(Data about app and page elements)
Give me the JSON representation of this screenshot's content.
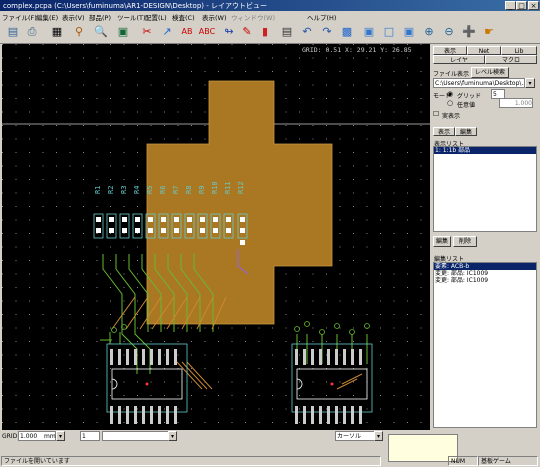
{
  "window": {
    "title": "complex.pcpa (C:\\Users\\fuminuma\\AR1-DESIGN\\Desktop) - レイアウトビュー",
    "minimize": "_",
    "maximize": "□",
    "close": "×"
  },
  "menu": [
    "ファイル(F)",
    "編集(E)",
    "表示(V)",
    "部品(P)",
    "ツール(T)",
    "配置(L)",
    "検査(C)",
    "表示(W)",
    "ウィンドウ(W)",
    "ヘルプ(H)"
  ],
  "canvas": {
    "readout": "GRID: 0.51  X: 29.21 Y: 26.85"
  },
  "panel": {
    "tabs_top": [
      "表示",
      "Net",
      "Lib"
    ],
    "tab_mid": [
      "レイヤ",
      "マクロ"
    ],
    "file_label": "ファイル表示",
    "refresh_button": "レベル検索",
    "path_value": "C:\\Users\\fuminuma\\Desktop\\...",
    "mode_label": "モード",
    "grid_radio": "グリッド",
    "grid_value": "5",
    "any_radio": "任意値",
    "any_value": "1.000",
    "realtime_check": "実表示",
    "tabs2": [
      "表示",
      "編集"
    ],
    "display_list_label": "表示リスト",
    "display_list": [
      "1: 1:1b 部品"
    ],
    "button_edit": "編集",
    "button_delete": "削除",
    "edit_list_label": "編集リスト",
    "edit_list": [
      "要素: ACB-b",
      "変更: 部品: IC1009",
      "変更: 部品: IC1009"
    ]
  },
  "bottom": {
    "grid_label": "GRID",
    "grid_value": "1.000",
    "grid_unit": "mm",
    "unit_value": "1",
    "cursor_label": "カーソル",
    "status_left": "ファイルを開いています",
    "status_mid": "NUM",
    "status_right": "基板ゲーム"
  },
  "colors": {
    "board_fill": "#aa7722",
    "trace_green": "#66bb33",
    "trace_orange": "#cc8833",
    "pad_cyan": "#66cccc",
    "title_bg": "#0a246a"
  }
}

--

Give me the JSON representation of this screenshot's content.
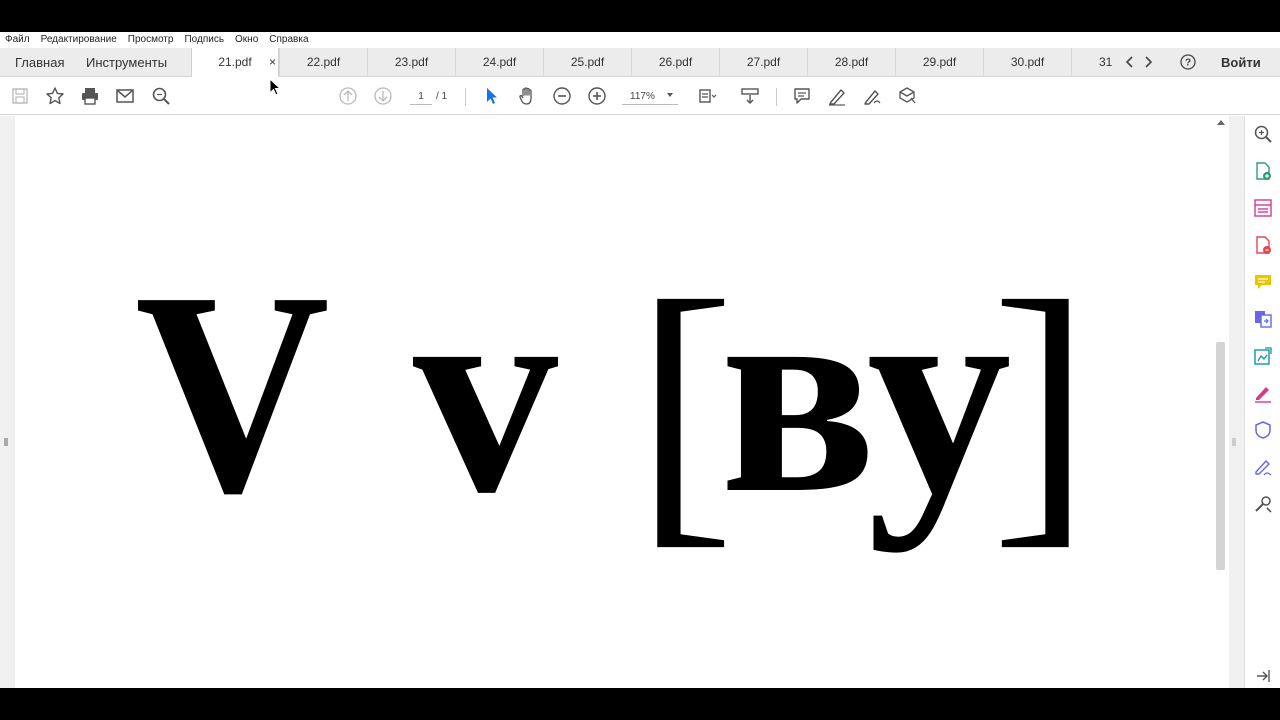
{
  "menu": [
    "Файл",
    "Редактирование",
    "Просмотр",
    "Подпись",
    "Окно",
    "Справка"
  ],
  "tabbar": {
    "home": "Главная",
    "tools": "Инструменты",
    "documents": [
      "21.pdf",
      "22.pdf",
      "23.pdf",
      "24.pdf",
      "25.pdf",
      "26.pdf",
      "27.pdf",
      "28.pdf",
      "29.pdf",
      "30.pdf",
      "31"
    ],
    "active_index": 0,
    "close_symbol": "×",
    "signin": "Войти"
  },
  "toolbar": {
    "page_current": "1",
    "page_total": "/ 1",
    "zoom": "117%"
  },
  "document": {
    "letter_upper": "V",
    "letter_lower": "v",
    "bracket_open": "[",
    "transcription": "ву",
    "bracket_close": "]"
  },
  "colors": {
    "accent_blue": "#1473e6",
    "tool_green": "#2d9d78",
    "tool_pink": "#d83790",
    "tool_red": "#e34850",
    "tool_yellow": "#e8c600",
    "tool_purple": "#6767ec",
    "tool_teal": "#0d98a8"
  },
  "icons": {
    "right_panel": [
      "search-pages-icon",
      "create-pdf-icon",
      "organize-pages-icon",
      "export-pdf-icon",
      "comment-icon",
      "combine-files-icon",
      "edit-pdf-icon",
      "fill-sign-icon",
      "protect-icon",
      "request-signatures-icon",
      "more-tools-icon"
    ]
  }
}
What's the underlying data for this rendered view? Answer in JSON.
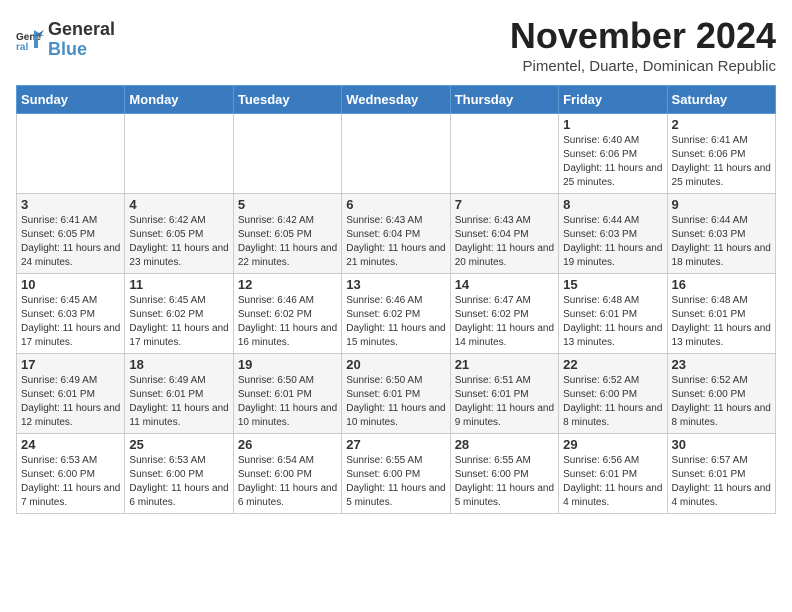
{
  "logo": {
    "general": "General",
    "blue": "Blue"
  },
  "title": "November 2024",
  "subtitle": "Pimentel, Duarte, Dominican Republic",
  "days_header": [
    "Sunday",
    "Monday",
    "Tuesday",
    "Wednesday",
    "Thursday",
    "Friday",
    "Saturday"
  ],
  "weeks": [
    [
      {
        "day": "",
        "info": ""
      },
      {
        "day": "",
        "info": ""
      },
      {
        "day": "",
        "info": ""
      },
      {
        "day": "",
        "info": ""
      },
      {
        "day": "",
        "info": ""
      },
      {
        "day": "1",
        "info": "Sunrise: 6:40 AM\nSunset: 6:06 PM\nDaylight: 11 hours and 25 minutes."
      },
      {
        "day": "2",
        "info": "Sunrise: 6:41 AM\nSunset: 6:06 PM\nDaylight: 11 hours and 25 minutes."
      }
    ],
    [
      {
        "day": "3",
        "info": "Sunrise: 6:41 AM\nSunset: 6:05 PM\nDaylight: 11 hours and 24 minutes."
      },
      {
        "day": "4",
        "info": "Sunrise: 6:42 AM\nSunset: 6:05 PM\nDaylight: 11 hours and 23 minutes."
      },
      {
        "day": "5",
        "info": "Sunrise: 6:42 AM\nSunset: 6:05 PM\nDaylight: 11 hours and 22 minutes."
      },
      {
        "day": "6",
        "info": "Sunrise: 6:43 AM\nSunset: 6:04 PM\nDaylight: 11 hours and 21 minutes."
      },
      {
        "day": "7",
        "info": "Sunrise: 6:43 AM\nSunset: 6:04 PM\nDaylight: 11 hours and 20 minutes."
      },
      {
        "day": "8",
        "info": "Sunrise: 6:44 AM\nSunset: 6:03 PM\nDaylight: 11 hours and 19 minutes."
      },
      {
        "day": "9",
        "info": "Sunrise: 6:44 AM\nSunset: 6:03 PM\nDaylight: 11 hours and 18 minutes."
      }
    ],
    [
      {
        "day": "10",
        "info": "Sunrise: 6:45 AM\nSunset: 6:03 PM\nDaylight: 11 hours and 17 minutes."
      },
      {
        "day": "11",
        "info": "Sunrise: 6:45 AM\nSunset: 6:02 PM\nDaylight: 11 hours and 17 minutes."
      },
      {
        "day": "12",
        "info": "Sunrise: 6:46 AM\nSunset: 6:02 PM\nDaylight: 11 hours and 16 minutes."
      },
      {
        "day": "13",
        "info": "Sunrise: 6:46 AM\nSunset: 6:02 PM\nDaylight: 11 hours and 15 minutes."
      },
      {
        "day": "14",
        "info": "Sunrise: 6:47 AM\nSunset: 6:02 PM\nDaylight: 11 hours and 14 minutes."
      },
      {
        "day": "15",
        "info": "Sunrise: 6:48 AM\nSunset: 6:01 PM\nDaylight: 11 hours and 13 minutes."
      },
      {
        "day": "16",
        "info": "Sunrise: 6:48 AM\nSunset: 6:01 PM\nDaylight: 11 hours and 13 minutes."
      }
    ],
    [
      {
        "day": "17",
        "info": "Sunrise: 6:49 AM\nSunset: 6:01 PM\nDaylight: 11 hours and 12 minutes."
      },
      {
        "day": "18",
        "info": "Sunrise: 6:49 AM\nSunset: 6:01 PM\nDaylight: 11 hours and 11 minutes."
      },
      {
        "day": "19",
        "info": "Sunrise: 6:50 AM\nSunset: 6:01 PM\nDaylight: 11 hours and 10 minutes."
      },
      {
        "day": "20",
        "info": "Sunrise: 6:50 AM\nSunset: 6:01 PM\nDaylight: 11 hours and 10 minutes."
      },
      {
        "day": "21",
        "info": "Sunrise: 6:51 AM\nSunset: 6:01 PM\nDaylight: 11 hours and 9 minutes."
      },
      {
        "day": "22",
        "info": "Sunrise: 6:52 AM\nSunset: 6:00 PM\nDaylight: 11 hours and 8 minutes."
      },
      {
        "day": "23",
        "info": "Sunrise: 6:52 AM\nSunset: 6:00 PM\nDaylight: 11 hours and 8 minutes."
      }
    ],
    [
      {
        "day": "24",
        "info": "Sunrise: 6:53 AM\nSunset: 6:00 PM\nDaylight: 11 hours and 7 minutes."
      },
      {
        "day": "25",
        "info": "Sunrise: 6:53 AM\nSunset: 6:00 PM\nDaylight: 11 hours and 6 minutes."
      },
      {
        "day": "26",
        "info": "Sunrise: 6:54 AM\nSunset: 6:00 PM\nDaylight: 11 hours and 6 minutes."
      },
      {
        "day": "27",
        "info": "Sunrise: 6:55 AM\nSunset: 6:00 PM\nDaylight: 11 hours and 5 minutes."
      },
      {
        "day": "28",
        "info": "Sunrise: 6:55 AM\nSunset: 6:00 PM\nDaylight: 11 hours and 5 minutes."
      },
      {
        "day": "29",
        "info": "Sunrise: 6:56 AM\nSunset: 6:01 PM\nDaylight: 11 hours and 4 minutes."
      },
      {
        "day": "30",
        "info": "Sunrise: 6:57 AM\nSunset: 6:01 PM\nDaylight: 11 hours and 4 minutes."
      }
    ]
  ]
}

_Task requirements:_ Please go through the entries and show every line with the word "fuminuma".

_Solution:_
    "title": "complex.pcpa (C:\\Users\\fuminuma\\AR1-DESIGN\\Desktop) - レイアウトビュー",
    "path_value": "C:\\Users\\fuminuma\\Desktop\\...",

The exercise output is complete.